The Offence Has Dried Up
The Maple Leafs will need Tavares to find his form quickly, too. Along with their 18th-ranked points percentage of .536, their peripheral numbers are no more convincing. Adjusting for games played, Toronto sits just seventh in offensive output with 3.44 goals per game. That’s not bad at all, but nothing to write home about considering their offensive arsenal. It’s worsened when you consider that they’ve allowed the second-most goals in the league with 48 — just one fewer than they’ve scored. Things just aren’t clicking at either end of the ice for this team right now.
Since Tavares went down, they look even worse: their offence has largely dried up, falling to the middle of the pack at 16th with just 2.92 goals per game. Meanwhile, they’re now allowing 3.41 goals per game, 10th-worst in the league over the last two weeks.
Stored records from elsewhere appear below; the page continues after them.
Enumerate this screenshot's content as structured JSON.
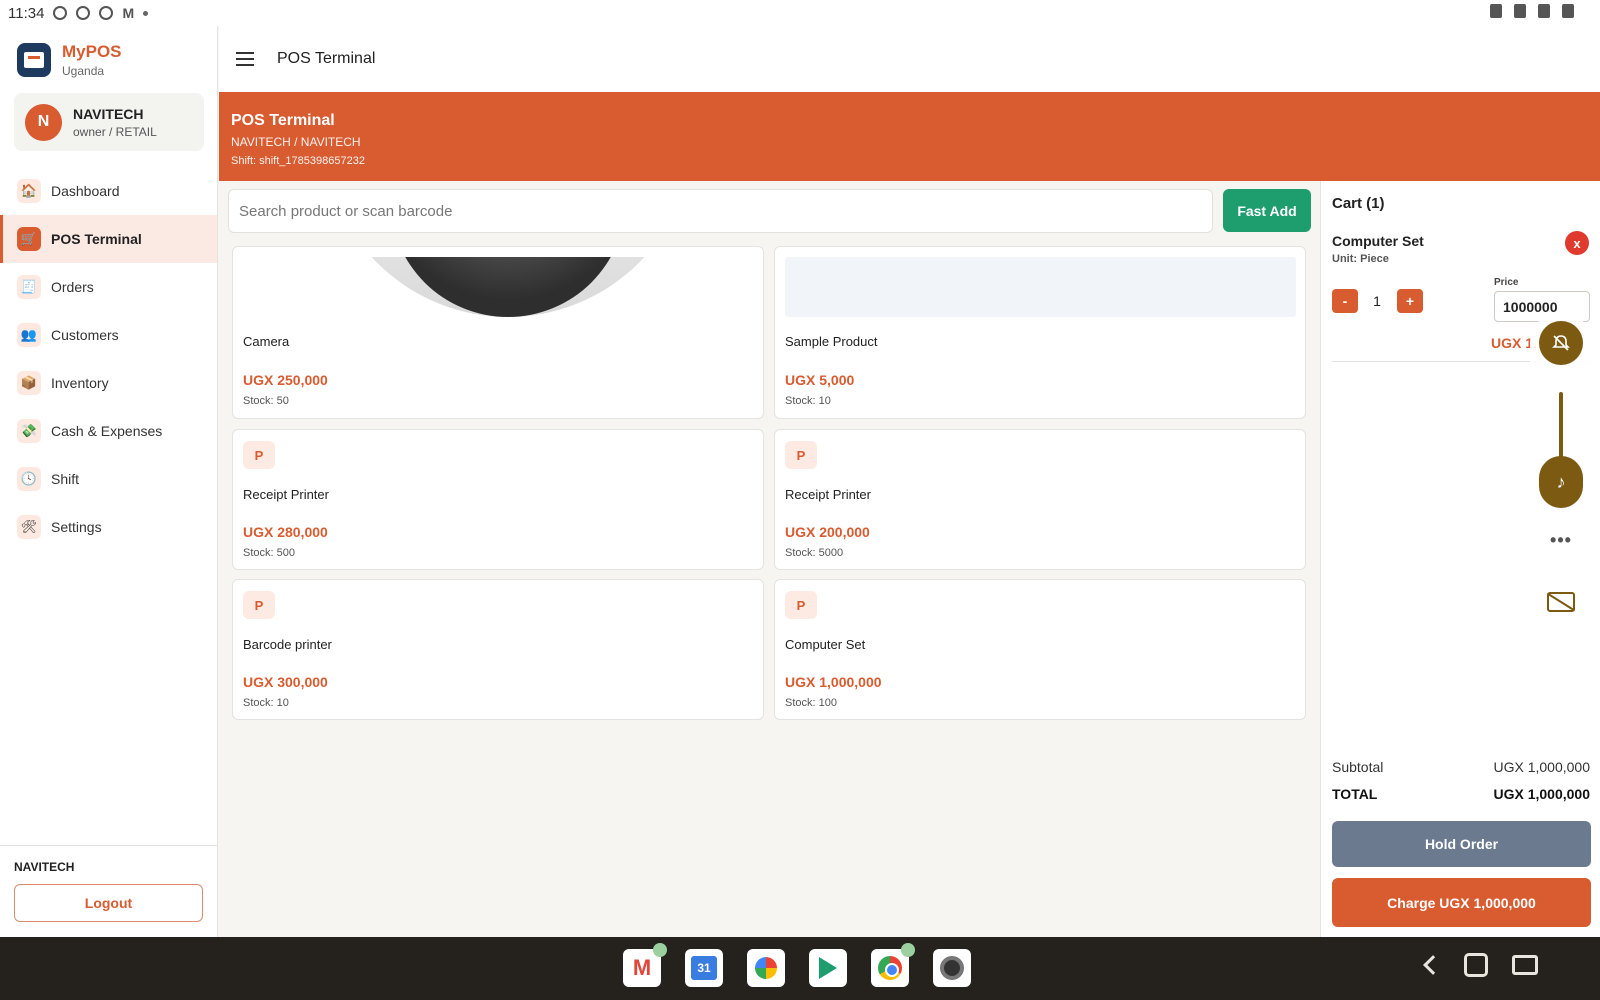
{
  "status_bar": {
    "time": "11:34"
  },
  "app": {
    "name": "MyPOS",
    "country": "Uganda"
  },
  "user": {
    "initial": "N",
    "name": "NAVITECH",
    "role": "owner / RETAIL"
  },
  "sidebar": {
    "items": [
      {
        "label": "Dashboard",
        "icon": "🏠"
      },
      {
        "label": "POS Terminal",
        "icon": "🛒"
      },
      {
        "label": "Orders",
        "icon": "🧾"
      },
      {
        "label": "Customers",
        "icon": "👥"
      },
      {
        "label": "Inventory",
        "icon": "📦"
      },
      {
        "label": "Cash & Expenses",
        "icon": "💸"
      },
      {
        "label": "Shift",
        "icon": "🕓"
      },
      {
        "label": "Settings",
        "icon": "🛠"
      }
    ],
    "footer_name": "NAVITECH",
    "logout_label": "Logout"
  },
  "appbar": {
    "title": "POS Terminal"
  },
  "banner": {
    "title": "POS Terminal",
    "subtitle": "NAVITECH / NAVITECH",
    "shift": "Shift: shift_1785398657232"
  },
  "search": {
    "placeholder": "Search product or scan barcode",
    "fast_add_label": "Fast Add"
  },
  "products": [
    {
      "name": "Camera",
      "price": "UGX 250,000",
      "stock": "Stock: 50",
      "badge": ""
    },
    {
      "name": "Sample Product",
      "price": "UGX 5,000",
      "stock": "Stock: 10",
      "badge": ""
    },
    {
      "name": "Receipt Printer",
      "price": "UGX 280,000",
      "stock": "Stock: 500",
      "badge": "P"
    },
    {
      "name": "Receipt Printer",
      "price": "UGX 200,000",
      "stock": "Stock: 5000",
      "badge": "P"
    },
    {
      "name": "Barcode printer",
      "price": "UGX 300,000",
      "stock": "Stock: 10",
      "badge": "P"
    },
    {
      "name": "Computer Set",
      "price": "UGX 1,000,000",
      "stock": "Stock: 100",
      "badge": "P"
    }
  ],
  "cart": {
    "title": "Cart (1)",
    "item": {
      "name": "Computer Set",
      "unit": "Unit: Piece",
      "remove_label": "x",
      "minus_label": "-",
      "qty": "1",
      "plus_label": "+",
      "price_label": "Price",
      "price_value": "1000000",
      "line_total": "UGX 1,"
    },
    "subtotal_label": "Subtotal",
    "subtotal_value": "UGX 1,000,000",
    "total_label": "TOTAL",
    "total_value": "UGX 1,000,000",
    "hold_label": "Hold Order",
    "charge_label": "Charge UGX 1,000,000"
  },
  "volume_panel": {
    "dots": "•••"
  },
  "colors": {
    "accent": "#d95b30",
    "success": "#1e9e6e",
    "hold": "#6c7a90",
    "volume": "#7d5a12"
  }
}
They’ve also fallen below the 50 percent threshold in both shot share (48.95) and expected goals (46.48) at 5-on-5 without the captain.
Sometimes, when a team isn’t winning you can point to bad luck. Unfortunately for the Maple Leafs, that’s not the case here — they’ve simply been bad. Injecting Tavares (and eventually Zach Hyman) back into the lineup will help, but they’ve got a lot of work to do to turn things around.
Stats from http://naturalstattrick.com/
Chris Faria is a contributor for The Hockey Writers with a focus on the Toronto Maple Leafs. A hockey player and self-proclaimed analytics nerd, his work aims to combine both stats and a deep knowledge of the game. He is currently pursuing a graduate diploma in sports journalism at Centennial College in Toronto.